## Work order
Would you output the whole listing below, exactly as it reads?

Segment Start: Source records

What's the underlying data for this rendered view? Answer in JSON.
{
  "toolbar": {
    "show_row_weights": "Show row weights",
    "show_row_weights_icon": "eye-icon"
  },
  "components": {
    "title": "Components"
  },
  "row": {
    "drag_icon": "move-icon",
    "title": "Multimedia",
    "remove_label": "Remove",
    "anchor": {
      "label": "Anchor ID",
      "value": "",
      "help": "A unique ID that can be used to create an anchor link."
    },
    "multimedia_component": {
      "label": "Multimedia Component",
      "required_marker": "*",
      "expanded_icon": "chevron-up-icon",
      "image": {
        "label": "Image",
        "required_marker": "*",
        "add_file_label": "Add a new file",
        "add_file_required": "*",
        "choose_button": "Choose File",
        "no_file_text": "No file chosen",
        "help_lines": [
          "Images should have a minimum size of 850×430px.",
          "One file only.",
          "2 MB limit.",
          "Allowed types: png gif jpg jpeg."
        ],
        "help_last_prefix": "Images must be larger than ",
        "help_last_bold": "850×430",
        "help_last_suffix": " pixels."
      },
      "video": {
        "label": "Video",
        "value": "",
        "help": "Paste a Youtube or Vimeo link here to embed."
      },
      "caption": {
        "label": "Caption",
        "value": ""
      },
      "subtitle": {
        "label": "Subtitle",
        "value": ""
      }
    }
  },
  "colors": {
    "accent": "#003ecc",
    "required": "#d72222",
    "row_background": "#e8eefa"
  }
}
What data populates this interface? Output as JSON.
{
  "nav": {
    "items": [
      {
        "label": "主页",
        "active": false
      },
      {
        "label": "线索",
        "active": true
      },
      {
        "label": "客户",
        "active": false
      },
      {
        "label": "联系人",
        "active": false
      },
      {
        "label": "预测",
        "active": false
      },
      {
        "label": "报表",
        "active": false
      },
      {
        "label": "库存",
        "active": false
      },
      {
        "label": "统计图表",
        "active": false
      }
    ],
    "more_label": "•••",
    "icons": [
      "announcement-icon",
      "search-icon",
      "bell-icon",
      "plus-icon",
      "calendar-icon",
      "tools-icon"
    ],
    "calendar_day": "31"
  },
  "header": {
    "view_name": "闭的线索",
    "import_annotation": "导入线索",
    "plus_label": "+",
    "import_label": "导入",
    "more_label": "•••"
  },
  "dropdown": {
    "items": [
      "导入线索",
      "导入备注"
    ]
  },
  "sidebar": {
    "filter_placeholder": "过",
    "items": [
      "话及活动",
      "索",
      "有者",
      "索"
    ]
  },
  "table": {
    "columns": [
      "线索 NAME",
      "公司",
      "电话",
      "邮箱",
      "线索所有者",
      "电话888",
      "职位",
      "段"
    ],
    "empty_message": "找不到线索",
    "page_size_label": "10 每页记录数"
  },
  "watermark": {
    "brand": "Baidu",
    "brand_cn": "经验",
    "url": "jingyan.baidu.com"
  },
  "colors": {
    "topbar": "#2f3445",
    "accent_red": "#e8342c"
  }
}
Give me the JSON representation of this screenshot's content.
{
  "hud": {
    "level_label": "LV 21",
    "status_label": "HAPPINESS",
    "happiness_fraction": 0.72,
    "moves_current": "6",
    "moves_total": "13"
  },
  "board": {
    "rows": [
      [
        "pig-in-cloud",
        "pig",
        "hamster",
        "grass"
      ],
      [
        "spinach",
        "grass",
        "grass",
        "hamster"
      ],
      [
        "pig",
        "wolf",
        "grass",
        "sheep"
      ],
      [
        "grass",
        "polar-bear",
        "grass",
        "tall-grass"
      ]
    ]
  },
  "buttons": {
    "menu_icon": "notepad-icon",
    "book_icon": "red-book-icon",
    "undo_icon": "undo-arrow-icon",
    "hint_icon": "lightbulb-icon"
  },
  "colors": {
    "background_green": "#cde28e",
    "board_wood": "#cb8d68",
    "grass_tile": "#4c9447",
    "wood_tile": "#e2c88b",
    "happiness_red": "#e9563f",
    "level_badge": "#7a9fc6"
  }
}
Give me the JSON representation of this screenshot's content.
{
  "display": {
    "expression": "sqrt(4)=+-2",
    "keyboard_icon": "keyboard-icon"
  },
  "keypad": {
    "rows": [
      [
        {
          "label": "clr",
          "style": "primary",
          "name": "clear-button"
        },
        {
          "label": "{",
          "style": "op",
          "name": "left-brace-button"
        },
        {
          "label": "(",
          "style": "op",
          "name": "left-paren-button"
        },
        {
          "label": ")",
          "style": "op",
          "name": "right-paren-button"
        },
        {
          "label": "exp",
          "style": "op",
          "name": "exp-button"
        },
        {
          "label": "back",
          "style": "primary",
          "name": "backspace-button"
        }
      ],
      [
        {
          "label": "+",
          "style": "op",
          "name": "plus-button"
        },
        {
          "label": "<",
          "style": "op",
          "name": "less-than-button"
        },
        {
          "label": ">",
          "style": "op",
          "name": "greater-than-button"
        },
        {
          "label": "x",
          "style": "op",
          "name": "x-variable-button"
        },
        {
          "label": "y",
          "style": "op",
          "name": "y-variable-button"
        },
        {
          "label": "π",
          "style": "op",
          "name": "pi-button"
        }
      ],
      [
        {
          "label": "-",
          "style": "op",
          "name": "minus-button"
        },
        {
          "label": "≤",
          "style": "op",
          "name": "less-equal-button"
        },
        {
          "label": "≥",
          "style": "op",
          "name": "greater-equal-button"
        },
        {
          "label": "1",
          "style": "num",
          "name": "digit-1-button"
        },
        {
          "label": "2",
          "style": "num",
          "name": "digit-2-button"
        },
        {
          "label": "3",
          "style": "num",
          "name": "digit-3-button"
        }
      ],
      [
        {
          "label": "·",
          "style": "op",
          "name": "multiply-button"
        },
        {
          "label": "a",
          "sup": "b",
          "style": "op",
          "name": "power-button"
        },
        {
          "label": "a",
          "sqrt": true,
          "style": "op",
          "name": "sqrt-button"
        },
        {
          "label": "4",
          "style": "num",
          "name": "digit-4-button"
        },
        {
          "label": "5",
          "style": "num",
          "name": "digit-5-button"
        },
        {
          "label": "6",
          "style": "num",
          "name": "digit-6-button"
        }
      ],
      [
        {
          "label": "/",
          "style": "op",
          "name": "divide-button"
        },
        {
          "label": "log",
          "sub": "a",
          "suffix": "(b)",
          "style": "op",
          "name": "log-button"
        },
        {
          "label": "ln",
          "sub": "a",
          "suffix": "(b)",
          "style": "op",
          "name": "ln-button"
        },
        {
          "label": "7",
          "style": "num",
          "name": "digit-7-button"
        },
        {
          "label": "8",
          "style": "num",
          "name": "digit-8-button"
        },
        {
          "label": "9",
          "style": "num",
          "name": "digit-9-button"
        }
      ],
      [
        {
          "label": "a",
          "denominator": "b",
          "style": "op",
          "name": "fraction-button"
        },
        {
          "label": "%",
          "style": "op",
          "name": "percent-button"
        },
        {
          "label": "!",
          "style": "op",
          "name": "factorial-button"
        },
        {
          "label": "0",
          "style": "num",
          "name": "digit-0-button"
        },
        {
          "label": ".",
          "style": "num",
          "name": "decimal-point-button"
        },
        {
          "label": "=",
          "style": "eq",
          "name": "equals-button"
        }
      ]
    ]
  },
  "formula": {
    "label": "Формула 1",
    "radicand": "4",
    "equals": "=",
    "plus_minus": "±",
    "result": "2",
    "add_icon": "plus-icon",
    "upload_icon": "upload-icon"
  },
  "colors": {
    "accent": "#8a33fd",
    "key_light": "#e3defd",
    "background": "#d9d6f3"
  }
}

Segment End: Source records

## Reply
What's the underlying data for this rendered view? Answer in JSON.
{
  "toolbar": {
    "show_row_weights": "Show row weights",
    "show_row_weights_icon": "eye-icon"
  },
  "components": {
    "title": "Components"
  },
  "row": {
    "drag_icon": "move-icon",
    "title": "Multimedia",
    "remove_label": "Remove",
    "anchor": {
      "label": "Anchor ID",
      "value": "",
      "help": "A unique ID that can be used to create an anchor link."
    },
    "multimedia_component": {
      "label": "Multimedia Component",
      "required_marker": "*",
      "expanded_icon": "chevron-up-icon",
      "image": {
        "label": "Image",
        "required_marker": "*",
        "add_file_label": "Add a new file",
        "add_file_required": "*",
        "choose_button": "Choose File",
        "no_file_text": "No file chosen",
        "help_lines": [
          "Images should have a minimum size of 850×430px.",
          "One file only.",
          "2 MB limit.",
          "Allowed types: png gif jpg jpeg."
        ],
        "help_last_prefix": "Images must be larger than ",
        "help_last_bold": "850×430",
        "help_last_suffix": " pixels."
      },
      "video": {
        "label": "Video",
        "value": "",
        "help": "Paste a Youtube or Vimeo link here to embed."
      },
      "caption": {
        "label": "Caption",
        "value": ""
      },
      "subtitle": {
        "label": "Subtitle",
        "value": ""
      }
    }
  },
  "colors": {
    "accent": "#003ecc",
    "required": "#d72222",
    "row_background": "#e8eefa"
  }
}
What data populates this interface? Output as JSON.
{
  "nav": {
    "items": [
      {
        "label": "主页",
        "active": false
      },
      {
        "label": "线索",
        "active": true
      },
      {
        "label": "客户",
        "active": false
      },
      {
        "label": "联系人",
        "active": false
      },
      {
        "label": "预测",
        "active": false
      },
      {
        "label": "报表",
        "active": false
      },
      {
        "label": "库存",
        "active": false
      },
      {
        "label": "统计图表",
        "active": false
      }
    ],
    "more_label": "•••",
    "icons": [
      "announcement-icon",
      "search-icon",
      "bell-icon",
      "plus-icon",
      "calendar-icon",
      "tools-icon"
    ],
    "calendar_day": "31"
  },
  "header": {
    "view_name": "闭的线索",
    "import_annotation": "导入线索",
    "plus_label": "+",
    "import_label": "导入",
    "more_label": "•••"
  },
  "dropdown": {
    "items": [
      "导入线索",
      "导入备注"
    ]
  },
  "sidebar": {
    "filter_placeholder": "过",
    "items": [
      "话及活动",
      "索",
      "有者",
      "索"
    ]
  },
  "table": {
    "columns": [
      "线索 NAME",
      "公司",
      "电话",
      "邮箱",
      "线索所有者",
      "电话888",
      "职位",
      "段"
    ],
    "empty_message": "找不到线索",
    "page_size_label": "10 每页记录数"
  },
  "watermark": {
    "brand": "Baidu",
    "brand_cn": "经验",
    "url": "jingyan.baidu.com"
  },
  "colors": {
    "topbar": "#2f3445",
    "accent_red": "#e8342c"
  }
}
Give me the JSON representation of this screenshot's content.
{
  "hud": {
    "level_label": "LV 21",
    "status_label": "HAPPINESS",
    "happiness_fraction": 0.72,
    "moves_current": "6",
    "moves_total": "13"
  },
  "board": {
    "rows": [
      [
        "pig-in-cloud",
        "pig",
        "hamster",
        "grass"
      ],
      [
        "spinach",
        "grass",
        "grass",
        "hamster"
      ],
      [
        "pig",
        "wolf",
        "grass",
        "sheep"
      ],
      [
        "grass",
        "polar-bear",
        "grass",
        "tall-grass"
      ]
    ]
  },
  "buttons": {
    "menu_icon": "notepad-icon",
    "book_icon": "red-book-icon",
    "undo_icon": "undo-arrow-icon",
    "hint_icon": "lightbulb-icon"
  },
  "colors": {
    "background_green": "#cde28e",
    "board_wood": "#cb8d68",
    "grass_tile": "#4c9447",
    "wood_tile": "#e2c88b",
    "happiness_red": "#e9563f",
    "level_badge": "#7a9fc6"
  }
}
Give me the JSON representation of this screenshot's content.
{
  "display": {
    "expression": "sqrt(4)=+-2",
    "keyboard_icon": "keyboard-icon"
  },
  "keypad": {
    "rows": [
      [
        {
          "label": "clr",
          "style": "primary",
          "name": "clear-button"
        },
        {
          "label": "{",
          "style": "op",
          "name": "left-brace-button"
        },
        {
          "label": "(",
          "style": "op",
          "name": "left-paren-button"
        },
        {
          "label": ")",
          "style": "op",
          "name": "right-paren-button"
        },
        {
          "label": "exp",
          "style": "op",
          "name": "exp-button"
        },
        {
          "label": "back",
          "style": "primary",
          "name": "backspace-button"
        }
      ],
      [
        {
          "label": "+",
          "style": "op",
          "name": "plus-button"
        },
        {
          "label": "<",
          "style": "op",
          "name": "less-than-button"
        },
        {
          "label": ">",
          "style": "op",
          "name": "greater-than-button"
        },
        {
          "label": "x",
          "style": "op",
          "name": "x-variable-button"
        },
        {
          "label": "y",
          "style": "op",
          "name": "y-variable-button"
        },
        {
          "label": "π",
          "style": "op",
          "name": "pi-button"
        }
      ],
      [
        {
          "label": "-",
          "style": "op",
          "name": "minus-button"
        },
        {
          "label": "≤",
          "style": "op",
          "name": "less-equal-button"
        },
        {
          "label": "≥",
          "style": "op",
          "name": "greater-equal-button"
        },
        {
          "label": "1",
          "style": "num",
          "name": "digit-1-button"
        },
        {
          "label": "2",
          "style": "num",
          "name": "digit-2-button"
        },
        {
          "label": "3",
          "style": "num",
          "name": "digit-3-button"
        }
      ],
      [
        {
          "label": "·",
          "style": "op",
          "name": "multiply-button"
        },
        {
          "label": "a",
          "sup": "b",
          "style": "op",
          "name": "power-button"
        },
        {
          "label": "a",
          "sqrt": true,
          "style": "op",
          "name": "sqrt-button"
        },
        {
          "label": "4",
          "style": "num",
          "name": "digit-4-button"
        },
        {
          "label": "5",
          "style": "num",
          "name": "digit-5-button"
        },
        {
          "label": "6",
          "style": "num",
          "name": "digit-6-button"
        }
      ],
      [
        {
          "label": "/",
          "style": "op",
          "name": "divide-button"
        },
        {
          "label": "log",
          "sub": "a",
          "suffix": "(b)",
          "style": "op",
          "name": "log-button"
        },
        {
          "label": "ln",
          "sub": "a",
          "suffix": "(b)",
          "style": "op",
          "name": "ln-button"
        },
        {
          "label": "7",
          "style": "num",
          "name": "digit-7-button"
        },
        {
          "label": "8",
          "style": "num",
          "name": "digit-8-button"
        },
        {
          "label": "9",
          "style": "num",
          "name": "digit-9-button"
        }
      ],
      [
        {
          "label": "a",
          "denominator": "b",
          "style": "op",
          "name": "fraction-button"
        },
        {
          "label": "%",
          "style": "op",
          "name": "percent-button"
        },
        {
          "label": "!",
          "style": "op",
          "name": "factorial-button"
        },
        {
          "label": "0",
          "style": "num",
          "name": "digit-0-button"
        },
        {
          "label": ".",
          "style": "num",
          "name": "decimal-point-button"
        },
        {
          "label": "=",
          "style": "eq",
          "name": "equals-button"
        }
      ]
    ]
  },
  "formula": {
    "label": "Формула 1",
    "radicand": "4",
    "equals": "=",
    "plus_minus": "±",
    "result": "2",
    "add_icon": "plus-icon",
    "upload_icon": "upload-icon"
  },
  "colors": {
    "accent": "#8a33fd",
    "key_light": "#e3defd",
    "background": "#d9d6f3"
  }
}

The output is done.